··· Information given ···

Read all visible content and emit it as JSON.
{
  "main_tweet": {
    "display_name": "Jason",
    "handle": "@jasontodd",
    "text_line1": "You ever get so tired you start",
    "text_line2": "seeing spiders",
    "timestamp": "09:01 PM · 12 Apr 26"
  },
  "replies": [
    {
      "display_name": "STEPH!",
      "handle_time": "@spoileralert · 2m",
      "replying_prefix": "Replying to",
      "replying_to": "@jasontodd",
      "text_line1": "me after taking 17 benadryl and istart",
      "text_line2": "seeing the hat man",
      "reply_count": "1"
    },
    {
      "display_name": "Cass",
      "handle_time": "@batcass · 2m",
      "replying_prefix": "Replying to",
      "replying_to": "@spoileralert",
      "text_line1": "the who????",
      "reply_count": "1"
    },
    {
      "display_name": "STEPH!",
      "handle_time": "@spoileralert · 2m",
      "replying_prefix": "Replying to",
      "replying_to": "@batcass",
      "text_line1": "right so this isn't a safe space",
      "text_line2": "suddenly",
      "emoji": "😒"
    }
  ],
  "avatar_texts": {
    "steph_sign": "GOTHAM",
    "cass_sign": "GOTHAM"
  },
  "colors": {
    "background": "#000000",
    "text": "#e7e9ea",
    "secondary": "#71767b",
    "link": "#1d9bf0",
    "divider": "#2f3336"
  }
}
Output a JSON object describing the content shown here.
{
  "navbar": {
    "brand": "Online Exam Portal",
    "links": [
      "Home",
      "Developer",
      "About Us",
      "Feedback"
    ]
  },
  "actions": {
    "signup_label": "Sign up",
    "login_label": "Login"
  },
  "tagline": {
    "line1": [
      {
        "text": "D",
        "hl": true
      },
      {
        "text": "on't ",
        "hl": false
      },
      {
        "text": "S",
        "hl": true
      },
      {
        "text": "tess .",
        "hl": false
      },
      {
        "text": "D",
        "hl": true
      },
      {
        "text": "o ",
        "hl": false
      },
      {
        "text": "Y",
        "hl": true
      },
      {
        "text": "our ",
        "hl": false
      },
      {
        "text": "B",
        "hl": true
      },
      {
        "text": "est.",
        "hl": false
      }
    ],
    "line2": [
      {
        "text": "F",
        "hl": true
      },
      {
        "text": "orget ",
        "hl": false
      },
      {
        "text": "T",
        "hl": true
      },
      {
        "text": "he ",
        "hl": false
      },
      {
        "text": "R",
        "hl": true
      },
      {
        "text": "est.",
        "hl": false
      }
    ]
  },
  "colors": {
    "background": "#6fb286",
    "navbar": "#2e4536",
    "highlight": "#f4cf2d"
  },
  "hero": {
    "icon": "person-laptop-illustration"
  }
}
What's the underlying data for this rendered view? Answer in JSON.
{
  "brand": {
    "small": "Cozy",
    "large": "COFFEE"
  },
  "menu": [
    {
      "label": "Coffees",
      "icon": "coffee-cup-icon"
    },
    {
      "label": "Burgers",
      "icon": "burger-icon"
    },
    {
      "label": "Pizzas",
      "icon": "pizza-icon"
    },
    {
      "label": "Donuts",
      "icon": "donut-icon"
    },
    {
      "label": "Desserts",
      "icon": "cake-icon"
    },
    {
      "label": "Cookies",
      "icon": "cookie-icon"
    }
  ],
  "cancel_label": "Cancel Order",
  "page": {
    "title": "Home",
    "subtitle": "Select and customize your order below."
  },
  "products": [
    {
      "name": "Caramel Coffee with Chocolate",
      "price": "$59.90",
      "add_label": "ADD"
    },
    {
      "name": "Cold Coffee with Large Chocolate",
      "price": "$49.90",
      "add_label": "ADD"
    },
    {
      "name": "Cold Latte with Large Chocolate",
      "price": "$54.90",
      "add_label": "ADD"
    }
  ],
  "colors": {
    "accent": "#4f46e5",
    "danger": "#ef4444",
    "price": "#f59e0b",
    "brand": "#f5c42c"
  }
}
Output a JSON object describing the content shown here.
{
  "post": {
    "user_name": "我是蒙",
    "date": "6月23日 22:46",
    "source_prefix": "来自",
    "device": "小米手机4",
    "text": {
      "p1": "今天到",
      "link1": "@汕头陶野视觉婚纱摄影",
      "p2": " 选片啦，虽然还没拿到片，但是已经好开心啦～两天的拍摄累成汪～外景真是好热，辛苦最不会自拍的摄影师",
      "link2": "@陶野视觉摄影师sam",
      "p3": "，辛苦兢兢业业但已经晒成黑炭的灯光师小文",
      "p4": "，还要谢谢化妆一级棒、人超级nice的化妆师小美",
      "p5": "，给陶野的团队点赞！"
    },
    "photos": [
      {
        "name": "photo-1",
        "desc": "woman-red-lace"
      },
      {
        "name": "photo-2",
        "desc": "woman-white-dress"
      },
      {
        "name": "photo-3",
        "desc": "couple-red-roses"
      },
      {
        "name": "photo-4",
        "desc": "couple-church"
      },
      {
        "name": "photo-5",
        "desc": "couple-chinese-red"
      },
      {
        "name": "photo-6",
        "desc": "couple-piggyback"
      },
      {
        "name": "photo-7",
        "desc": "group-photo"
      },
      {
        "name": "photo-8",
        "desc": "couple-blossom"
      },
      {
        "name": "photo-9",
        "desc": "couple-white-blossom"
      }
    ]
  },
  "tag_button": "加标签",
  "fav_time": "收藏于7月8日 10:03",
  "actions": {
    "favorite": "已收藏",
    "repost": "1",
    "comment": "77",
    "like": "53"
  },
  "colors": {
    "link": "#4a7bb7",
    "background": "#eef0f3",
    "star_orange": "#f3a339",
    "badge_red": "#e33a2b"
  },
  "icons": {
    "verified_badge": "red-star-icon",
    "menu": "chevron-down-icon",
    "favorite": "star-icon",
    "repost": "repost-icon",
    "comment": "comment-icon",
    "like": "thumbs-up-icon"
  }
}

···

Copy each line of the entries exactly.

Read all visible content and emit it as JSON.
{
  "main_tweet": {
    "display_name": "Jason",
    "handle": "@jasontodd",
    "text_line1": "You ever get so tired you start",
    "text_line2": "seeing spiders",
    "timestamp": "09:01 PM · 12 Apr 26"
  },
  "replies": [
    {
      "display_name": "STEPH!",
      "handle_time": "@spoileralert · 2m",
      "replying_prefix": "Replying to",
      "replying_to": "@jasontodd",
      "text_line1": "me after taking 17 benadryl and istart",
      "text_line2": "seeing the hat man",
      "reply_count": "1"
    },
    {
      "display_name": "Cass",
      "handle_time": "@batcass · 2m",
      "replying_prefix": "Replying to",
      "replying_to": "@spoileralert",
      "text_line1": "the who????",
      "reply_count": "1"
    },
    {
      "display_name": "STEPH!",
      "handle_time": "@spoileralert · 2m",
      "replying_prefix": "Replying to",
      "replying_to": "@batcass",
      "text_line1": "right so this isn't a safe space",
      "text_line2": "suddenly",
      "emoji": "😒"
    }
  ],
  "avatar_texts": {
    "steph_sign": "GOTHAM",
    "cass_sign": "GOTHAM"
  },
  "colors": {
    "background": "#000000",
    "text": "#e7e9ea",
    "secondary": "#71767b",
    "link": "#1d9bf0",
    "divider": "#2f3336"
  }
}
Output a JSON object describing the content shown here.
{
  "navbar": {
    "brand": "Online Exam Portal",
    "links": [
      "Home",
      "Developer",
      "About Us",
      "Feedback"
    ]
  },
  "actions": {
    "signup_label": "Sign up",
    "login_label": "Login"
  },
  "tagline": {
    "line1": [
      {
        "text": "D",
        "hl": true
      },
      {
        "text": "on't ",
        "hl": false
      },
      {
        "text": "S",
        "hl": true
      },
      {
        "text": "tess .",
        "hl": false
      },
      {
        "text": "D",
        "hl": true
      },
      {
        "text": "o ",
        "hl": false
      },
      {
        "text": "Y",
        "hl": true
      },
      {
        "text": "our ",
        "hl": false
      },
      {
        "text": "B",
        "hl": true
      },
      {
        "text": "est.",
        "hl": false
      }
    ],
    "line2": [
      {
        "text": "F",
        "hl": true
      },
      {
        "text": "orget ",
        "hl": false
      },
      {
        "text": "T",
        "hl": true
      },
      {
        "text": "he ",
        "hl": false
      },
      {
        "text": "R",
        "hl": true
      },
      {
        "text": "est.",
        "hl": false
      }
    ]
  },
  "colors": {
    "background": "#6fb286",
    "navbar": "#2e4536",
    "highlight": "#f4cf2d"
  },
  "hero": {
    "icon": "person-laptop-illustration"
  }
}
What's the underlying data for this rendered view? Answer in JSON.
{
  "brand": {
    "small": "Cozy",
    "large": "COFFEE"
  },
  "menu": [
    {
      "label": "Coffees",
      "icon": "coffee-cup-icon"
    },
    {
      "label": "Burgers",
      "icon": "burger-icon"
    },
    {
      "label": "Pizzas",
      "icon": "pizza-icon"
    },
    {
      "label": "Donuts",
      "icon": "donut-icon"
    },
    {
      "label": "Desserts",
      "icon": "cake-icon"
    },
    {
      "label": "Cookies",
      "icon": "cookie-icon"
    }
  ],
  "cancel_label": "Cancel Order",
  "page": {
    "title": "Home",
    "subtitle": "Select and customize your order below."
  },
  "products": [
    {
      "name": "Caramel Coffee with Chocolate",
      "price": "$59.90",
      "add_label": "ADD"
    },
    {
      "name": "Cold Coffee with Large Chocolate",
      "price": "$49.90",
      "add_label": "ADD"
    },
    {
      "name": "Cold Latte with Large Chocolate",
      "price": "$54.90",
      "add_label": "ADD"
    }
  ],
  "colors": {
    "accent": "#4f46e5",
    "danger": "#ef4444",
    "price": "#f59e0b",
    "brand": "#f5c42c"
  }
}
Output a JSON object describing the content shown here.
{
  "post": {
    "user_name": "我是蒙",
    "date": "6月23日 22:46",
    "source_prefix": "来自",
    "device": "小米手机4",
    "text": {
      "p1": "今天到",
      "link1": "@汕头陶野视觉婚纱摄影",
      "p2": " 选片啦，虽然还没拿到片，但是已经好开心啦～两天的拍摄累成汪～外景真是好热，辛苦最不会自拍的摄影师",
      "link2": "@陶野视觉摄影师sam",
      "p3": "，辛苦兢兢业业但已经晒成黑炭的灯光师小文",
      "p4": "，还要谢谢化妆一级棒、人超级nice的化妆师小美",
      "p5": "，给陶野的团队点赞！"
    },
    "photos": [
      {
        "name": "photo-1",
        "desc": "woman-red-lace"
      },
      {
        "name": "photo-2",
        "desc": "woman-white-dress"
      },
      {
        "name": "photo-3",
        "desc": "couple-red-roses"
      },
      {
        "name": "photo-4",
        "desc": "couple-church"
      },
      {
        "name": "photo-5",
        "desc": "couple-chinese-red"
      },
      {
        "name": "photo-6",
        "desc": "couple-piggyback"
      },
      {
        "name": "photo-7",
        "desc": "group-photo"
      },
      {
        "name": "photo-8",
        "desc": "couple-blossom"
      },
      {
        "name": "photo-9",
        "desc": "couple-white-blossom"
      }
    ]
  },
  "tag_button": "加标签",
  "fav_time": "收藏于7月8日 10:03",
  "actions": {
    "favorite": "已收藏",
    "repost": "1",
    "comment": "77",
    "like": "53"
  },
  "colors": {
    "link": "#4a7bb7",
    "background": "#eef0f3",
    "star_orange": "#f3a339",
    "badge_red": "#e33a2b"
  },
  "icons": {
    "verified_badge": "red-star-icon",
    "menu": "chevron-down-icon",
    "favorite": "star-icon",
    "repost": "repost-icon",
    "comment": "comment-icon",
    "like": "thumbs-up-icon"
  }
}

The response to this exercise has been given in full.